15
comment The difference between these 4 breaking Cipher techniques?
@Reid Done, thanks :)
Feb
15
revised The difference between these 4 breaking Cipher techniques?
rearranged attack models
Feb
10
comment Is there a standard way to extend the output of a hash?
What does OP use for secret? A hash function isn't a PRF. What billpg wants is a construction which takes the fixed-length output of the hash function and stretches it without any secret data (for instance, the variable-length processing Skein uses, which basically runs the Threefish cipher in counter mode using the hash output as a key). One could always use a constant value for secret, but then it's hardly standard.
Feb
10
comment What does the notation $1^n$ stand for?
possible duplicate of What does the expression $1^n$ mean as a function argument? and also of What do $0^n$ and $1^n$ mean in cryptography?
Feb
8
answered Hashing a uuidv4 + time to create a unique id
Feb
7
comment Encrypting a payload for transmission over HTTP. AES256 with PBKDF2
@ndsc Take a look here: security.stackexchange.com/questions/3959/…. Thomas Pornin recommended 20000 rounds as a minimum estimate and that was in 2011, computational power has increased quite a bit since then. PBKDF2 will eventually fall behind on the power curve since it is easily parallelizable, but until bcrypt, scrypt and the likes get better support and become a bit more mainstream it's the most reliable. You have nothing to worry about, though, it was just a side note that your iteration count could be a bit higher, not a weakness.
Feb
7
comment Encrypting a payload for transmission over HTTP. AES256 with PBKDF2
@ndsc Btw 20000 PBKDF2 iterations are a bit on the low side these days. Recommend at least 50k and 100k if possible.
Feb
2
comment The difference between these 4 breaking Cipher techniques?
@hakoja Good point about CPA, forgot about that.
Feb
2
revised The difference between these 4 breaking Cipher techniques?
deleted 221 characters in body
Feb
2
answered The difference between these 4 breaking Cipher techniques?
Jan
27
comment How cryptographically secure was the original WW2 Enigma machine, from a modern viewpoint?
Does the question also assume that the workings of the Enigma machine (all versions) are made available to the cryptanalyst, in accordance with Kerckhoffs's principle?
Jan
27
comment How long will my encryption remain private?
@Christian The point I am making is the fact that the bitcoin protocol makes it harder and harder to mine blocks up to a point where it is no longer possible is a form of planned obsolescence, because it is quite possible that in the future, finding even a partial preimage of SHA-256 will become easier than brute force and the protocol will be broken (a rather major problem for a currency). I'm not an expert in bitcoin and do not claim to be, and was only replying to the question about bitcoin being about finding collisions.
Jan
27
comment How long will my encryption remain private?
@Christian Yes, I should have said (and was adding) that only the mining part has planned obsolescence.

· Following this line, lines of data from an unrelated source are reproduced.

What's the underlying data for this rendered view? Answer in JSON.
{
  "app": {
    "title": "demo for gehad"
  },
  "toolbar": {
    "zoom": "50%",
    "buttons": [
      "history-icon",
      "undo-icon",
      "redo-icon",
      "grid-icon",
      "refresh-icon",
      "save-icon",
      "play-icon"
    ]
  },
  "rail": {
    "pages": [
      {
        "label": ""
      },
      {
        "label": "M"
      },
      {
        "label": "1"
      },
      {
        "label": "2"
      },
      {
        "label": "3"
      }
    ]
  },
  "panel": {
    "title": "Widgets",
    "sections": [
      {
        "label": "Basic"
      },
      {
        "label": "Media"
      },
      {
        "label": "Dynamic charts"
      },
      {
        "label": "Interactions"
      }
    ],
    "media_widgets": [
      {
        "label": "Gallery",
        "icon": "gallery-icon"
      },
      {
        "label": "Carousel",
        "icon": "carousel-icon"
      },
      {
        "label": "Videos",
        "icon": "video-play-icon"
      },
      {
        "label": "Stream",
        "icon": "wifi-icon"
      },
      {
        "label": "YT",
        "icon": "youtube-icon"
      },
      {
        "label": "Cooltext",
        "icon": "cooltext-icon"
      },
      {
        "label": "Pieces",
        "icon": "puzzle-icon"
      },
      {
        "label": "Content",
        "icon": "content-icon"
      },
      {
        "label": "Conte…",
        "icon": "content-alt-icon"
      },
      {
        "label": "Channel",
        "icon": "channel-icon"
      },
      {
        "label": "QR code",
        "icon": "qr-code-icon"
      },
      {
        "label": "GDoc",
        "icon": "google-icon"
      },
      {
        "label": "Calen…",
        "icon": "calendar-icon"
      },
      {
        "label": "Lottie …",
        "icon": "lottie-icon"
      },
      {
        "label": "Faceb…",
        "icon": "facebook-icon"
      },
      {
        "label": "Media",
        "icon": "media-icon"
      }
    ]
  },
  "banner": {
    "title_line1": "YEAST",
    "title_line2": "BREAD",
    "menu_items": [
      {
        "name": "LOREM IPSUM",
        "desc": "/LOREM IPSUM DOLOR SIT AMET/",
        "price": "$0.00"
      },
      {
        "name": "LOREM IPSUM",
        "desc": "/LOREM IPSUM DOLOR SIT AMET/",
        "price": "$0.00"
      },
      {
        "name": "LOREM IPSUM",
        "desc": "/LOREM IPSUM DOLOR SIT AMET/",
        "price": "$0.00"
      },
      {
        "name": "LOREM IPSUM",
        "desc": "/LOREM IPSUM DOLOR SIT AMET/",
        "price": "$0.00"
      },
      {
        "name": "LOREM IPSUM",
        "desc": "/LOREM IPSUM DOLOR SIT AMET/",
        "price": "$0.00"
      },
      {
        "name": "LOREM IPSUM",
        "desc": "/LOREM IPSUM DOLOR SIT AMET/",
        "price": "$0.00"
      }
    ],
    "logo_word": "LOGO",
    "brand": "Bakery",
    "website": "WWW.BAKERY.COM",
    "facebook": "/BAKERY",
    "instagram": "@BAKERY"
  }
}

The transaction part of bitcoin is another story.
Jan
27
comment How long will my encryption remain private?
@AJMansfield No, only partial preimages afaik, such as "the first X bits of the hash must match this bitstring", which cannot be done efficiently as far as we know, hence the proof-of-work aspect of it (collisions do not matter for that part of bitcoin I believe). If a fast preimage attack on SHA-256 were discovered, bitcoin would be utterly broken, which is why it (or at least the proof of work part of it) has planned obsolescence in a few years were all blocks will have been mined - hopefully before SHA-256 is broken enough to matter.
Jan
26
awarded  Yearling
Jan
25
comment How can I find the prime numbers used in RSA?
To answer this question you need to understand what the private key given in the problem means (what do the two numbers stand for). Once you do the answer should be relatively simple.
Jan
25
revised How can I find the prime numbers used in RSA?
reformatted using code tags
Jan
23
comment Question about SHA-2 (and potentially similar hashing algorithms)
If the constants were not constant, you could not use the hash function without keying it, so it would not be a hash function but something else. You can read up on en.wikipedia.org/wiki/Nothing_up_my_sleeve_number